While its roots in Japanese storytelling feel homogenised and softened from the original comic lore to appeal to Western audiences, Alita: Battle Angel has more than enough fanciful action and generic, sci-fi mystery-box Frankenstory working in its favour to overcome several gaping problems. Notably, Alita’s love interest, who in no way was ever believable for a second despite the very pretty Keenan Johnson’s best work; the character is like a generic John Hughes heartthrob role that stinks up a large portion of the film’s intended romantic angles. The villains of the film are the real showstoppers here, alongside Alita herself, even if the mish-mash amnesiac story thread alongside the deux ex machina conclusion might throw more discerning viewers off.
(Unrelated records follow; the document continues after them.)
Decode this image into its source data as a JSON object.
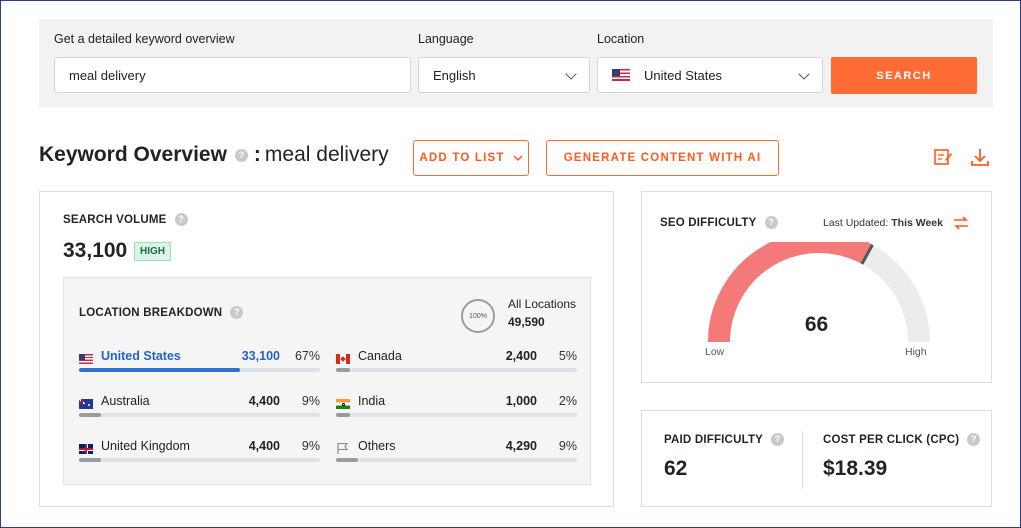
{
  "search": {
    "keyword_label": "Get a detailed keyword overview",
    "keyword_value": "meal delivery",
    "language_label": "Language",
    "language_value": "English",
    "location_label": "Location",
    "location_value": "United States",
    "search_button": "SEARCH"
  },
  "header": {
    "title": "Keyword Overview",
    "separator": ":",
    "keyword": "meal delivery",
    "add_to_list": "ADD TO LIST",
    "generate": "GENERATE CONTENT WITH AI"
  },
  "volume": {
    "caption": "SEARCH VOLUME",
    "value": "33,100",
    "badge": "HIGH"
  },
  "breakdown": {
    "caption": "LOCATION BREAKDOWN",
    "ring_label": "100%",
    "all_label": "All Locations",
    "all_value": "49,590",
    "rows": [
      {
        "name": "United States",
        "value": "33,100",
        "pct": "67%",
        "share": 0.67
      },
      {
        "name": "Canada",
        "value": "2,400",
        "pct": "5%",
        "share": 0.05
      },
      {
        "name": "Australia",
        "value": "4,400",
        "pct": "9%",
        "share": 0.09
      },
      {
        "name": "India",
        "value": "1,000",
        "pct": "2%",
        "share": 0.02
      },
      {
        "name": "United Kingdom",
        "value": "4,400",
        "pct": "9%",
        "share": 0.09
      },
      {
        "name": "Others",
        "value": "4,290",
        "pct": "9%",
        "share": 0.09
      }
    ]
  },
  "seo": {
    "caption": "SEO DIFFICULTY",
    "updated_label": "Last Updated:",
    "updated_value": "This Week",
    "value": "66",
    "score": 66,
    "low": "Low",
    "high": "High"
  },
  "paid": {
    "caption": "PAID DIFFICULTY",
    "value": "62"
  },
  "cpc": {
    "caption": "COST PER CLICK (CPC)",
    "value": "$18.39"
  },
  "colors": {
    "accent": "#ff6b35",
    "gauge_fill": "#f47a7a",
    "gauge_track": "#ececee",
    "active_bar": "#2f6fd8"
  }
}
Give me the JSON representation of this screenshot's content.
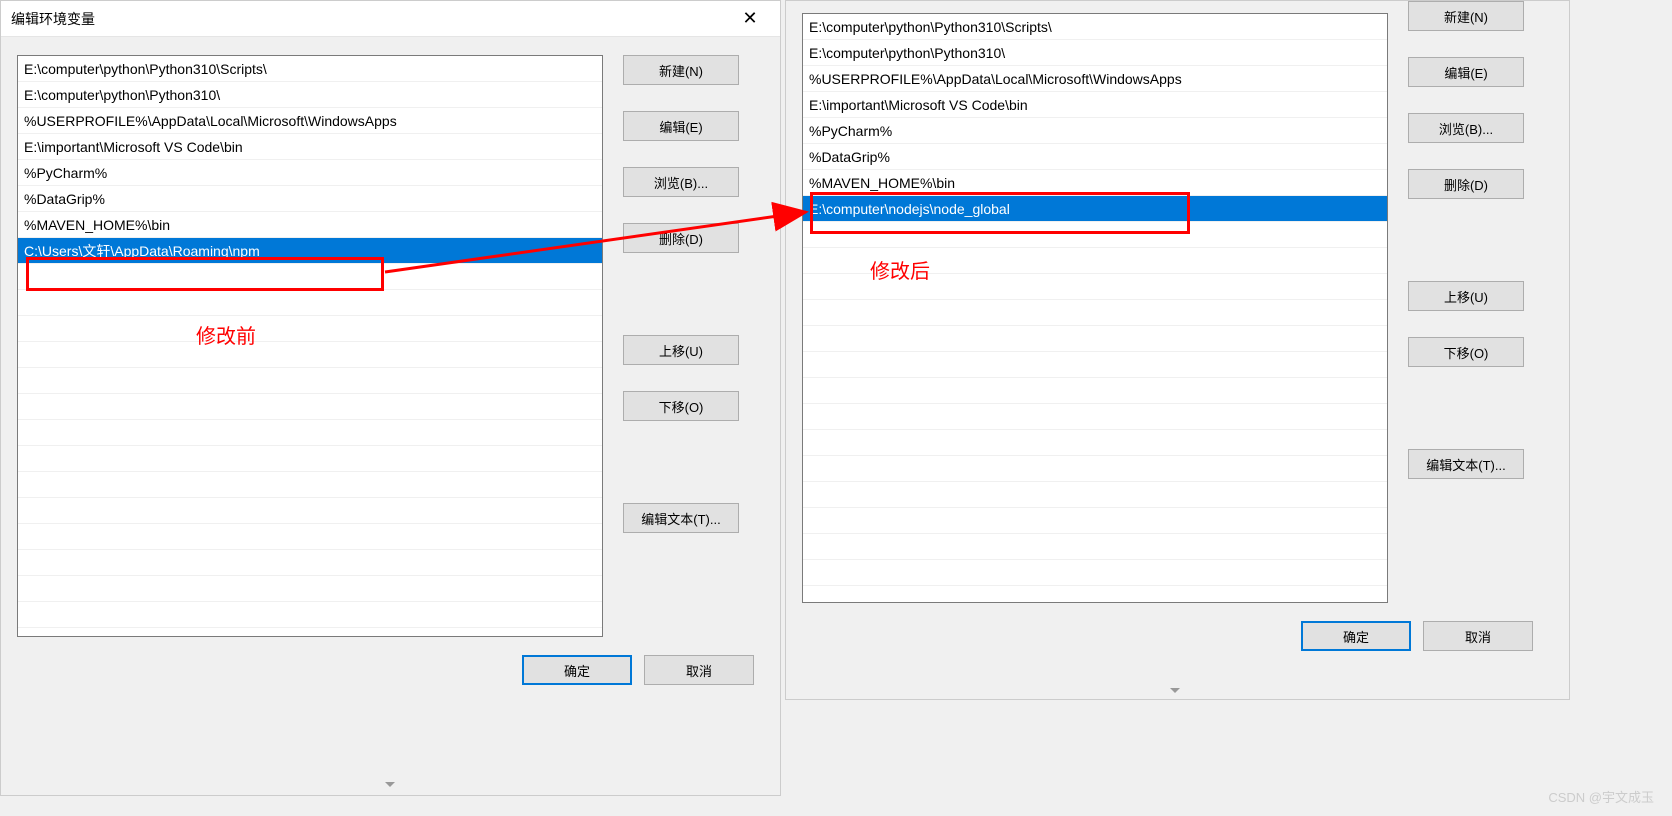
{
  "left_dialog": {
    "title": "编辑环境变量",
    "close_label": "✕",
    "paths": [
      "E:\\computer\\python\\Python310\\Scripts\\",
      "E:\\computer\\python\\Python310\\",
      "%USERPROFILE%\\AppData\\Local\\Microsoft\\WindowsApps",
      "E:\\important\\Microsoft VS Code\\bin",
      "%PyCharm%",
      "%DataGrip%",
      "%MAVEN_HOME%\\bin",
      "C:\\Users\\文轩\\AppData\\Roaming\\npm"
    ],
    "selected_index": 7,
    "buttons": {
      "new": "新建(N)",
      "edit": "编辑(E)",
      "browse": "浏览(B)...",
      "delete": "删除(D)",
      "move_up": "上移(U)",
      "move_down": "下移(O)",
      "edit_text": "编辑文本(T)..."
    },
    "ok": "确定",
    "cancel": "取消"
  },
  "right_dialog": {
    "paths": [
      "E:\\computer\\python\\Python310\\Scripts\\",
      "E:\\computer\\python\\Python310\\",
      "%USERPROFILE%\\AppData\\Local\\Microsoft\\WindowsApps",
      "E:\\important\\Microsoft VS Code\\bin",
      "%PyCharm%",
      "%DataGrip%",
      "%MAVEN_HOME%\\bin",
      "E:\\computer\\nodejs\\node_global"
    ],
    "selected_index": 7,
    "buttons": {
      "new": "新建(N)",
      "edit": "编辑(E)",
      "browse": "浏览(B)...",
      "delete": "删除(D)",
      "move_up": "上移(U)",
      "move_down": "下移(O)",
      "edit_text": "编辑文本(T)..."
    },
    "ok": "确定",
    "cancel": "取消"
  },
  "annotations": {
    "before": "修改前",
    "after": "修改后"
  },
  "watermark": "CSDN @宇文成玉"
}
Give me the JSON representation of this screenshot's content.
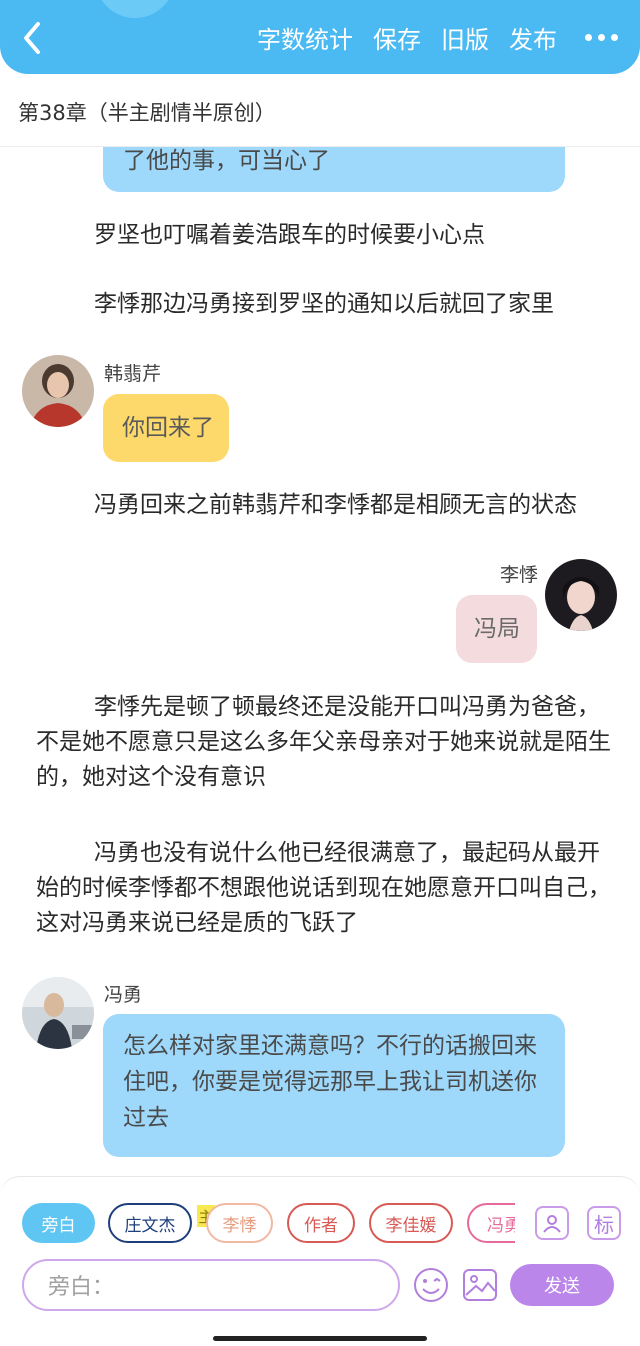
{
  "header": {
    "actions": [
      "字数统计",
      "保存",
      "旧版",
      "发布"
    ],
    "colors": {
      "bar": "#4bb9f2"
    }
  },
  "chapter_title": "第38章（半主剧情半原创）",
  "messages": {
    "partial_bubble": "了他的事，可当心了",
    "narr1": "罗坚也叮嘱着姜浩跟车的时候要小心点",
    "narr2": "李悸那边冯勇接到罗坚的通知以后就回了家里",
    "msg1": {
      "speaker": "韩翡芹",
      "text": "你回来了"
    },
    "narr3": "冯勇回来之前韩翡芹和李悸都是相顾无言的状态",
    "msg2": {
      "speaker": "李悸",
      "text": "冯局"
    },
    "narr4": [
      "李悸先是顿了顿最终还是没能开口叫冯勇为爸爸，",
      "不是她不愿意只是这么多年父亲母亲对于她来说就是陌生",
      "的，她对这个没有意识"
    ],
    "narr5": [
      "冯勇也没有说什么他已经很满意了，最起码从最开",
      "始的时候李悸都不想跟他说话到现在她愿意开口叫自己，",
      "这对冯勇来说已经是质的飞跃了"
    ],
    "msg3": {
      "speaker": "冯勇",
      "text": [
        "怎么样对家里还满意吗？不行的话搬回来",
        "住吧，你要是觉得远那早上我让司机送你",
        "过去"
      ]
    }
  },
  "composer": {
    "chips": [
      "旁白",
      "庄文杰",
      "李悸",
      "作者",
      "李佳媛",
      "冯勇"
    ],
    "main_tag": "主",
    "tag_button": "标",
    "input_placeholder": "旁白：",
    "send_label": "发送",
    "icons": [
      "person-icon",
      "emoji-icon",
      "image-icon"
    ]
  }
}
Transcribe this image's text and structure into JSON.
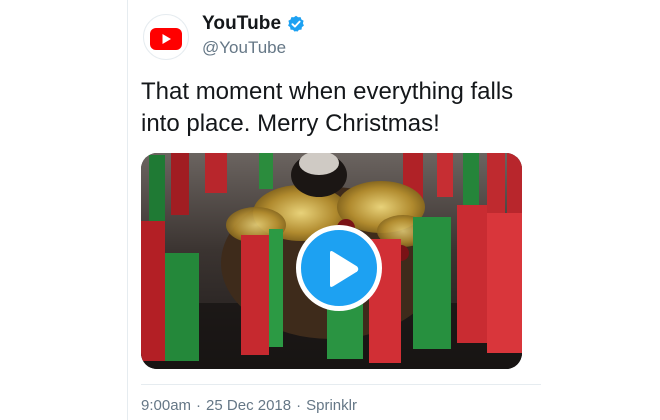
{
  "tweet": {
    "display_name": "YouTube",
    "handle": "@YouTube",
    "verified": true,
    "text": "That moment when everything falls into place. Merry Christmas!",
    "media": {
      "type": "video",
      "play_icon": "play-icon"
    },
    "time": "9:00am",
    "date": "25 Dec 2018",
    "source": "Sprinklr",
    "separator": "·"
  },
  "colors": {
    "verified_blue": "#1da1f2",
    "youtube_red": "#ff0000",
    "text": "#14171a",
    "secondary_text": "#657786"
  }
}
The film is nothing if not rewarding (if not entirely too keen to go a touch too long and reveal a few too many twists in its increasingly overbearing third act) for its vivid perspicuity; as a benchmark in the evolution of photo-real human characters on the big screen, Alita is going to take some beating.